A lawyer and long-time People's Action Party (PAP) activist, Mr Murali Pillai is a familiar face in Bukit Batok.
The 48-year-old got his first taste of grassroots work in the ward when it was part of Bukit Timah GRC.
He was also the ward's branch secretary from 2007 to 2011.
He gave free legal advice to Bukit Batok residents and helmed committees like its Inter-Racial and Religious Confidence Circle.
Mr Murali, married and a father of four, is no stranger to electoral politics. He was in the five-member Aljunied GRC "suicide squad" that is credited with narrowing significantly the gap with the Workers' Party in last year's General Election.
The PAP got 49.04 per cent of the vote to the WP's 50.96 per cent.
Mr Murali , who heads commercial litigation at Big Four law firm Rajah & Tann, was was an assistant superintendent of police before he entered the legal profession.
These will cover such issues as help for needy families in the SMC, support for elderly residents and sprucing up the mature estate by improving connectivity between precincts, for instance, he added.
Mr Murali had previously told reporters that he would focus on giving employment help: both through government-linked agencies like the Employment and Employability Institute (e2i), and at the community level."We have government support like the Social Service Office and e2i, but beyond that, we can galvanise community support as well," he had said.
The gloomy economic climate therefore means this by-election is a crucial one, he added.
He reiterated the point yesterday and said: "Obviously it is something very important for Bukit Batok residents, because they have to decide who should represent them in Parliament, represent their concerns and also look into issues that concern them as well."
Mr Murali also said he would push for the Home Improvement Programme for residents as several HDB blocks, built in the 1980s, have yet to benefit from it.
"Being a mature estate with a number of seniors, (many) residents have asked how seniors can stay healthy," he said.
On his preparations for the by-election, Mr Murali said he would continue to meet and listen to residents.
"This is not a box-ticking exercise in terms of covering the blocks.
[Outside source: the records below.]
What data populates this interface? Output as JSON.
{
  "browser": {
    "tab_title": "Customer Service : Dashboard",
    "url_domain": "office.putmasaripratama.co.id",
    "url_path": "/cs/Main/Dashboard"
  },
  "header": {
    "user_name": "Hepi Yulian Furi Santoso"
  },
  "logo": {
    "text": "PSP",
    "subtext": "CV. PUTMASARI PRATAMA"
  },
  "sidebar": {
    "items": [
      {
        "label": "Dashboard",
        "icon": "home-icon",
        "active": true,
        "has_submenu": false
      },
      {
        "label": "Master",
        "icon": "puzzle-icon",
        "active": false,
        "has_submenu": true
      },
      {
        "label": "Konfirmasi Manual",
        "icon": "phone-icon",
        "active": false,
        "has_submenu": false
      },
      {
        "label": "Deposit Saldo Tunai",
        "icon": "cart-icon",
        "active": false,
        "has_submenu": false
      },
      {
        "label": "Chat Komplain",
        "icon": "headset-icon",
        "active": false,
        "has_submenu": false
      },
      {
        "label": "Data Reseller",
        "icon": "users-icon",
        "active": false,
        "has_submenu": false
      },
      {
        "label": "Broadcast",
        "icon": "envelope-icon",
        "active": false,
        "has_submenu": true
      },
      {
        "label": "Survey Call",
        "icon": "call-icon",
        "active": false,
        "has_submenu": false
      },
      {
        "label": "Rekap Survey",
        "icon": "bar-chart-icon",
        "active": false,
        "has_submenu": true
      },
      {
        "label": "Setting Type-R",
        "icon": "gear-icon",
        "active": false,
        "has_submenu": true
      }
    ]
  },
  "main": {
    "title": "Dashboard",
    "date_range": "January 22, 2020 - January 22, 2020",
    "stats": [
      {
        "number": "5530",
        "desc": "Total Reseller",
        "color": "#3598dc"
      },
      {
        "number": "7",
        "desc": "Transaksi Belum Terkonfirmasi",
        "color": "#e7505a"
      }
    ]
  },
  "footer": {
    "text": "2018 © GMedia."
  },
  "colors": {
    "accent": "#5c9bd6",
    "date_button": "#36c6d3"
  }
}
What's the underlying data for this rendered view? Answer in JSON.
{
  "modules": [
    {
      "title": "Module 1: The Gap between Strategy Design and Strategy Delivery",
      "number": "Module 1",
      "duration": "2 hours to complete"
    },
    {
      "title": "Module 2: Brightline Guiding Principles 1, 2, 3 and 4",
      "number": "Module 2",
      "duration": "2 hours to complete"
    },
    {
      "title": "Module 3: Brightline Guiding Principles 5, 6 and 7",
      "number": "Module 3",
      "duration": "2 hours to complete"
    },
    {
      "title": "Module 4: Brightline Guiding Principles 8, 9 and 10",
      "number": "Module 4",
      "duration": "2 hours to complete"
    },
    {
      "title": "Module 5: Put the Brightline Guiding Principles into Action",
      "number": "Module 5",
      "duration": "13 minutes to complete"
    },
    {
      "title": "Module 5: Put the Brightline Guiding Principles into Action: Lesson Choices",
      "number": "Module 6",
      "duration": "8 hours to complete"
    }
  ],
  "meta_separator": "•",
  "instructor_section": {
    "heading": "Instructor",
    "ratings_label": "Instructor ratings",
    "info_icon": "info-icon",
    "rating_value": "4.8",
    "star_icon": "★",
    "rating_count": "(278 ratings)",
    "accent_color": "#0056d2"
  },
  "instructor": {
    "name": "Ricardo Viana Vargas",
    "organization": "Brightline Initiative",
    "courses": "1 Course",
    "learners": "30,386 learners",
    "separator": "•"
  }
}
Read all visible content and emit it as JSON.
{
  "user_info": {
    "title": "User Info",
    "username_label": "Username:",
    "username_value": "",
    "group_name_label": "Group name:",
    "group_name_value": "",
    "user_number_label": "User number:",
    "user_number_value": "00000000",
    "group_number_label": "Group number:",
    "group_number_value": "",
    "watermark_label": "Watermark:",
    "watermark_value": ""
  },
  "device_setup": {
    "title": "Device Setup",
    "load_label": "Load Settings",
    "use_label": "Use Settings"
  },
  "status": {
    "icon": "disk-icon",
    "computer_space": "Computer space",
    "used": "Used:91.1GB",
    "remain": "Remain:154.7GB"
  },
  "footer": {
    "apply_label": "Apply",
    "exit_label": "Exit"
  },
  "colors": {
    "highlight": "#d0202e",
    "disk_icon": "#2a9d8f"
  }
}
From my perspective, we need to have conversations with the residents and ask them what their concerns and aspirations are," he said.